This blog has been a wonderful exercise in self realization.  I started this post with just a title, the result of a little breakfast meltdown this morning.  As the words came through my fingers this afternoon, I discovered the irony.  It was supposed to be a story about a toddler, but through writing I realize I often mirror my two year old's reaction to little wrongs.  I'm inflexible, impatient, short-tempered, selfish.  My version of face down in the grocery store is a clenched jaw, wide eyes and a racing heart.  The words that follow are always regretable and the recipient is rarely deserving.  "Sorry" and a kiss don't usually come next but, inevitably, remorse does.
Maybe we can grow out of this together.


Passing Calendar

Early summer brings cucumbers and backyard gatherings, while late summer sees lit chimeneas and more toasted marshmallows.  Food makes such a lovely way to mark the passing calendar: strawberries in June, sweet corn in July, peaches in August, ice cream all summer long.  We've already enjoyed a few early apples and are looking toward evenings that call for hot cocoa.

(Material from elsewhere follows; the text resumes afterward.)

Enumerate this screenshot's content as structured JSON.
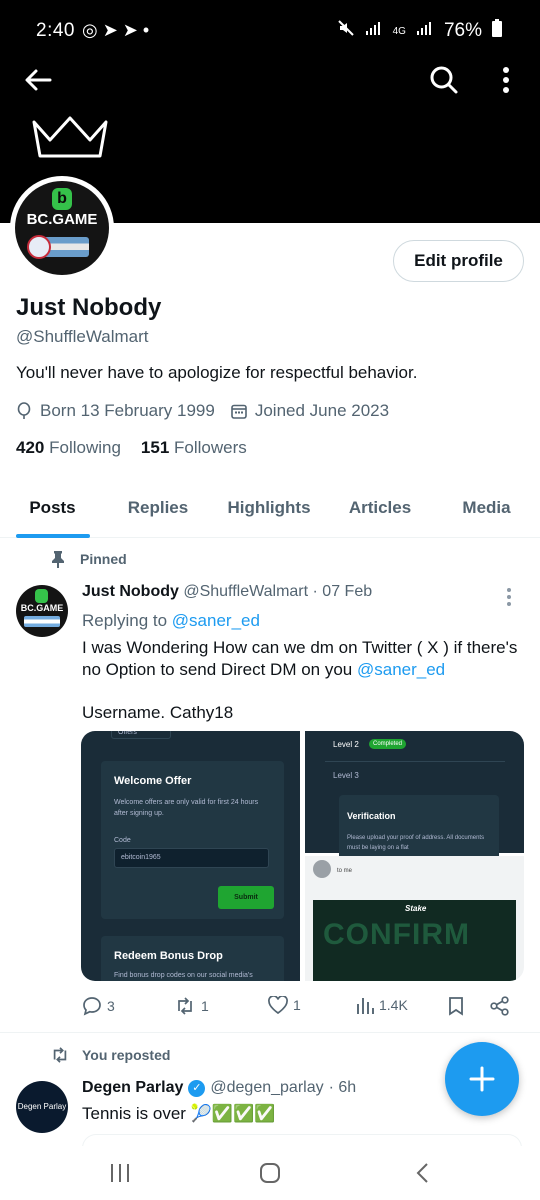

Without a classroom to prepare, I realize I no longer think of seasons in terms of new crayons and holiday programs and report cards and spring break.  And with age or wisdom or children, or as a result of an appreciation that comes from all of them, I find myself noticing seasonal shifts with a new lens.  One that appreciates seasonal produce and chalk drawings washed away by rain, that notices withered potato vines calling quietly to be replaced by mums.  One that shapes contentment through each switch, filters urgency with each stage.

A long holiday weekend, and with it weather that would agree, marks summer to fall.  But today I’m thinking neither too far forward, nor too far back, not about lesson plans or farmers markets.  Instead I go to bed having snacked on the best peach cobbler I had all day, with a goodnight kiss for a little girl who's never been more beautiful.  It doesn't matter what symbolizes the cache of sentiment now, or what's around the bend.  It's enough just to know there is sentiment.



There's that old saying that goes something like you can't have a rainbow without rain. 
We've had our share of gray days, and have come to believe they do make the good days even brighter, the red-letter days special treasures.  And as may be the opinion of many Buckeye fans, we really can't think of two colors that go better together anyway.
We're gearing up for football season, hoping for the kind of happy times that might appear even more in memory than in life, ready to stash a few more in our trove.